The Internet Society and APC are working on a paper which explores human rights and internet protocols, comparing the processes for their making and the principles by which they operate. The draft document takes a look at the parallels and differences between the open internet model of development and the exercise of human rights online, with the objective to foster discussions between the respective communities to advance an open human rights-fostering internet.
Current ITRs date from 1988 and considering the changes in the telecoms sector since then it is not surprising that they are up for review. The question is whether the upcoming WCIT poses a ‘threat’ to the internet. See APC’s perspective on the revision of the ITRs.

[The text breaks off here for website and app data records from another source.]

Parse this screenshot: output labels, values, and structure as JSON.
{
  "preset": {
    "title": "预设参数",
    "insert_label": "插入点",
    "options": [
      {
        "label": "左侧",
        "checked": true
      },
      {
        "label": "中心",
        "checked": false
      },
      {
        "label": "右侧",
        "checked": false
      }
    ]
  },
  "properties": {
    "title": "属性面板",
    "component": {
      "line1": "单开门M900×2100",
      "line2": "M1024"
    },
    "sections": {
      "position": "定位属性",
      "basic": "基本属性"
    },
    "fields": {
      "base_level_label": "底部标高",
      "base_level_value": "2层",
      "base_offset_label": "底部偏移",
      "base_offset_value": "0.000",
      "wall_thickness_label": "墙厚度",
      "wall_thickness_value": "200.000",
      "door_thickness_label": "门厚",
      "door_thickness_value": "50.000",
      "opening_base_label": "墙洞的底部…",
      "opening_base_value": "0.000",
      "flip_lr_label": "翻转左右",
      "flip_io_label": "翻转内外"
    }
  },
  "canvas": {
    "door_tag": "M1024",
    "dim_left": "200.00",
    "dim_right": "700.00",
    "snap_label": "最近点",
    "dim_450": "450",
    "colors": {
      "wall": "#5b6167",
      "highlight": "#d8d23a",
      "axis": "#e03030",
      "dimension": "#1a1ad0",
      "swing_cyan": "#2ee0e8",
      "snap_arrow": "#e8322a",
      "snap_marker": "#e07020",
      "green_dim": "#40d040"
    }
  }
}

The Internet Governance Forum – the 7th to be exact – will be held in Baku, Azerbaijan, from November 6 to 9. What most people don’t know, is that the IGF comes at the end of a series of continental IGFs. One of them, APrIGF, the third Asia Pacific Internet Governance Forum, was held in Tokyo, Japan, in July. Full outcomes from the APrIGF will be presented at the IGF next week. Here is an appetizer.
APC will be taking a human rights approach to the 2012 IGF. We will analyse each of the main themes from a human rights perspective and aim to bring these to the fore during discussions, also focusing on a more inclusive range of human rights including women’s human rights. The brief provides the full scope of APC’s priorites at the 2012 IGF in Baku, Azerbaijan.
The liability of internet intermediaries in Nigeria, Kenya, South Africa and Uganda: An uncertain terrain
This paper is part of a research project conducted on intermediary liability in Nigeria, Kenya, South Africa and Uganda. The paper draws on the independent research conducted by in-country researchers. The research includes five reports, as well as blog posts.
APC members and staff will be participating at this year’s Internet Governance Forum in Baku, Azerbaijan from 6-9 November 2012. Once again, APC is taking a leadership role by hosting and participating in a variety of workshops throughout the week. Find out where we’ll be…
This paper looks at issues around intermediary liability and the legal and institutional environment in Nigeria, and draws conclusions based on these while making recommendations on how Nigeria can make the best of the on-going legislative processes that will define the liability of intermediaries.
This paper explores regulations relevant to the responsibilities of intermediaries in Uganda. It cites incidences of content takedowns, attempts to block access to internet content, mobile content filtering and media persecutions, and the applicable sections of the law.